[Dataset rows for apps and sites]
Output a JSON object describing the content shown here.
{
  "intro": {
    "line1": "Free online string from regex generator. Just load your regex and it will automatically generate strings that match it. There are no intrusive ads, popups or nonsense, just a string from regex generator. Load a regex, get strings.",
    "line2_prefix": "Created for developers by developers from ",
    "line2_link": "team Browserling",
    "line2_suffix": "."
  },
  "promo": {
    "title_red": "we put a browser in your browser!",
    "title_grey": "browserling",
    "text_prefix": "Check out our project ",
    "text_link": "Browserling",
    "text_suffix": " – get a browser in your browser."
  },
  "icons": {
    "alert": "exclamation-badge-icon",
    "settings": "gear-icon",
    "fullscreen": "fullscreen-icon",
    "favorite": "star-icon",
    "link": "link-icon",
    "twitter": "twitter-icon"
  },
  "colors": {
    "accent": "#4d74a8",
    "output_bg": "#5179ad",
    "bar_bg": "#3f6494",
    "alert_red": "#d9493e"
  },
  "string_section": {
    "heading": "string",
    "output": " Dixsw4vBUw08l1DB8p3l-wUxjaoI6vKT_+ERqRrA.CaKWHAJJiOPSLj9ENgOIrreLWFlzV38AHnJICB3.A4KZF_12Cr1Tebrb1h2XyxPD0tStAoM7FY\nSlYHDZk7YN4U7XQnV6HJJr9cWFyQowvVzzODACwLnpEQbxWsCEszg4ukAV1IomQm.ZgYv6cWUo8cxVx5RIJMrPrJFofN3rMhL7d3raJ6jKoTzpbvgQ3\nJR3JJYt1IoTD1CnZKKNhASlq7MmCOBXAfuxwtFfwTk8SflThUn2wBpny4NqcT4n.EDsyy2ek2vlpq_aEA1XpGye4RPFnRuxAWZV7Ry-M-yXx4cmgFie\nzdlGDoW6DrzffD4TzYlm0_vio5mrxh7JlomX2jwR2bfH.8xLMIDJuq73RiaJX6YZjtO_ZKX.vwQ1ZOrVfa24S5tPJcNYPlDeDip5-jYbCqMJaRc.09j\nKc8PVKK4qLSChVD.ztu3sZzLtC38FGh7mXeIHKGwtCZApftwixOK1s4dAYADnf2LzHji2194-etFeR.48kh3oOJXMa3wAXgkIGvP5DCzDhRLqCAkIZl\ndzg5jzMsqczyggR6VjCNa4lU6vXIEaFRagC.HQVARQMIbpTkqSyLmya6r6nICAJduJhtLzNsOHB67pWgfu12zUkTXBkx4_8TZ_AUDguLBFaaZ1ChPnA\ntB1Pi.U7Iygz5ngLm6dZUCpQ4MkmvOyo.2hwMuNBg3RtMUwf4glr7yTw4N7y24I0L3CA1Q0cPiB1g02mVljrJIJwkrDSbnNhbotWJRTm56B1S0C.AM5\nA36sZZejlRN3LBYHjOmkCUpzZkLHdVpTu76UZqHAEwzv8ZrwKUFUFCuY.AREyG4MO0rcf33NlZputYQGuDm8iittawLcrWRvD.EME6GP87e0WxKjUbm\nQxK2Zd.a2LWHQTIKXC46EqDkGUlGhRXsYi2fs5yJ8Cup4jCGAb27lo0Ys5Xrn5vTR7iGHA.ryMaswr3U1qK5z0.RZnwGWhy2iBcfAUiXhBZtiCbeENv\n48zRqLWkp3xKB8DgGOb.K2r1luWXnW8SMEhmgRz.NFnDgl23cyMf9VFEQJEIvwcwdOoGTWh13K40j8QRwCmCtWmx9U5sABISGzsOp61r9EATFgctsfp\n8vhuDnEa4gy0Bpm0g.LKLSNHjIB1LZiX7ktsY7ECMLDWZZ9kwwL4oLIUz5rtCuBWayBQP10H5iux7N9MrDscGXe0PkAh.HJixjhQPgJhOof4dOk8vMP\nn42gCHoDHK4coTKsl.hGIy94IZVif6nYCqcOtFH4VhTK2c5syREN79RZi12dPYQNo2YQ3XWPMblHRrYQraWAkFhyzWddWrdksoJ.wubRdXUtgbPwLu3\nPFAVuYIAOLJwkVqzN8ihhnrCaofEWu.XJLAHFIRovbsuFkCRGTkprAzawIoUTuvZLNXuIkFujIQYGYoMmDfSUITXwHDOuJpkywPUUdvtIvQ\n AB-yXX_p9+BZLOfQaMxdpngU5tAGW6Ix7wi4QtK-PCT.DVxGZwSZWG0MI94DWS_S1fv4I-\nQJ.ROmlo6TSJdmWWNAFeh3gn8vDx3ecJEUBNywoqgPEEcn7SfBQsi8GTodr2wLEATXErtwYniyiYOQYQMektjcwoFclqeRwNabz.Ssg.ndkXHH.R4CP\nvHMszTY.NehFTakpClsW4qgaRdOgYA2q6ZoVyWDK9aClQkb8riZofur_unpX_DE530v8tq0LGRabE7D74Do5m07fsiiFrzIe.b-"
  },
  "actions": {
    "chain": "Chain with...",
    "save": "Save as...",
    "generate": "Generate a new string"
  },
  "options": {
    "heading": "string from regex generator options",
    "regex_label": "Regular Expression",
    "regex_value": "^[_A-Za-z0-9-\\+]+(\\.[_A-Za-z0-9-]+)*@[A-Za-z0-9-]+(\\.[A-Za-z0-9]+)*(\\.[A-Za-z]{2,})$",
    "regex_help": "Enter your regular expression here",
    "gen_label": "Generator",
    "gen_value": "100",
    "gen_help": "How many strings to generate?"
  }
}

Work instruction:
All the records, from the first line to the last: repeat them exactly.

Answer to this problem:
Output a JSON object describing the content shown here.
{
  "intro": {
    "line1": "Free online string from regex generator. Just load your regex and it will automatically generate strings that match it. There are no intrusive ads, popups or nonsense, just a string from regex generator. Load a regex, get strings.",
    "line2_prefix": "Created for developers by developers from ",
    "line2_link": "team Browserling",
    "line2_suffix": "."
  },
  "promo": {
    "title_red": "we put a browser in your browser!",
    "title_grey": "browserling",
    "text_prefix": "Check out our project ",
    "text_link": "Browserling",
    "text_suffix": " – get a browser in your browser."
  },
  "icons": {
    "alert": "exclamation-badge-icon",
    "settings": "gear-icon",
    "fullscreen": "fullscreen-icon",
    "favorite": "star-icon",
    "link": "link-icon",
    "twitter": "twitter-icon"
  },
  "colors": {
    "accent": "#4d74a8",
    "output_bg": "#5179ad",
    "bar_bg": "#3f6494",
    "alert_red": "#d9493e"
  },
  "string_section": {
    "heading": "string",
    "output": " Dixsw4vBUw08l1DB8p3l-wUxjaoI6vKT_+ERqRrA.CaKWHAJJiOPSLj9ENgOIrreLWFlzV38AHnJICB3.A4KZF_12Cr1Tebrb1h2XyxPD0tStAoM7FY\nSlYHDZk7YN4U7XQnV6HJJr9cWFyQowvVzzODACwLnpEQbxWsCEszg4ukAV1IomQm.ZgYv6cWUo8cxVx5RIJMrPrJFofN3rMhL7d3raJ6jKoTzpbvgQ3\nJR3JJYt1IoTD1CnZKKNhASlq7MmCOBXAfuxwtFfwTk8SflThUn2wBpny4NqcT4n.EDsyy2ek2vlpq_aEA1XpGye4RPFnRuxAWZV7Ry-M-yXx4cmgFie\nzdlGDoW6DrzffD4TzYlm0_vio5mrxh7JlomX2jwR2bfH.8xLMIDJuq73RiaJX6YZjtO_ZKX.vwQ1ZOrVfa24S5tPJcNYPlDeDip5-jYbCqMJaRc.09j\nKc8PVKK4qLSChVD.ztu3sZzLtC38FGh7mXeIHKGwtCZApftwixOK1s4dAYADnf2LzHji2194-etFeR.48kh3oOJXMa3wAXgkIGvP5DCzDhRLqCAkIZl\ndzg5jzMsqczyggR6VjCNa4lU6vXIEaFRagC.HQVARQMIbpTkqSyLmya6r6nICAJduJhtLzNsOHB67pWgfu12zUkTXBkx4_8TZ_AUDguLBFaaZ1ChPnA\ntB1Pi.U7Iygz5ngLm6dZUCpQ4MkmvOyo.2hwMuNBg3RtMUwf4glr7yTw4N7y24I0L3CA1Q0cPiB1g02mVljrJIJwkrDSbnNhbotWJRTm56B1S0C.AM5\nA36sZZejlRN3LBYHjOmkCUpzZkLHdVpTu76UZqHAEwzv8ZrwKUFUFCuY.AREyG4MO0rcf33NlZputYQGuDm8iittawLcrWRvD.EME6GP87e0WxKjUbm\nQxK2Zd.a2LWHQTIKXC46EqDkGUlGhRXsYi2fs5yJ8Cup4jCGAb27lo0Ys5Xrn5vTR7iGHA.ryMaswr3U1qK5z0.RZnwGWhy2iBcfAUiXhBZtiCbeENv\n48zRqLWkp3xKB8DgGOb.K2r1luWXnW8SMEhmgRz.NFnDgl23cyMf9VFEQJEIvwcwdOoGTWh13K40j8QRwCmCtWmx9U5sABISGzsOp61r9EATFgctsfp\n8vhuDnEa4gy0Bpm0g.LKLSNHjIB1LZiX7ktsY7ECMLDWZZ9kwwL4oLIUz5rtCuBWayBQP10H5iux7N9MrDscGXe0PkAh.HJixjhQPgJhOof4dOk8vMP\nn42gCHoDHK4coTKsl.hGIy94IZVif6nYCqcOtFH4VhTK2c5syREN79RZi12dPYQNo2YQ3XWPMblHRrYQraWAkFhyzWddWrdksoJ.wubRdXUtgbPwLu3\nPFAVuYIAOLJwkVqzN8ihhnrCaofEWu.XJLAHFIRovbsuFkCRGTkprAzawIoUTuvZLNXuIkFujIQYGYoMmDfSUITXwHDOuJpkywPUUdvtIvQ\n AB-yXX_p9+BZLOfQaMxdpngU5tAGW6Ix7wi4QtK-PCT.DVxGZwSZWG0MI94DWS_S1fv4I-\nQJ.ROmlo6TSJdmWWNAFeh3gn8vDx3ecJEUBNywoqgPEEcn7SfBQsi8GTodr2wLEATXErtwYniyiYOQYQMektjcwoFclqeRwNabz.Ssg.ndkXHH.R4CP\nvHMszTY.NehFTakpClsW4qgaRdOgYA2q6ZoVyWDK9aClQkb8riZofur_unpX_DE530v8tq0LGRabE7D74Do5m07fsiiFrzIe.b-"
  },
  "actions": {
    "chain": "Chain with...",
    "save": "Save as...",
    "generate": "Generate a new string"
  },
  "options": {
    "heading": "string from regex generator options",
    "regex_label": "Regular Expression",
    "regex_value": "^[_A-Za-z0-9-\\+]+(\\.[_A-Za-z0-9-]+)*@[A-Za-z0-9-]+(\\.[A-Za-z0-9]+)*(\\.[A-Za-z]{2,})$",
    "regex_help": "Enter your regular expression here",
    "gen_label": "Generator",
    "gen_value": "100",
    "gen_help": "How many strings to generate?"
  }
}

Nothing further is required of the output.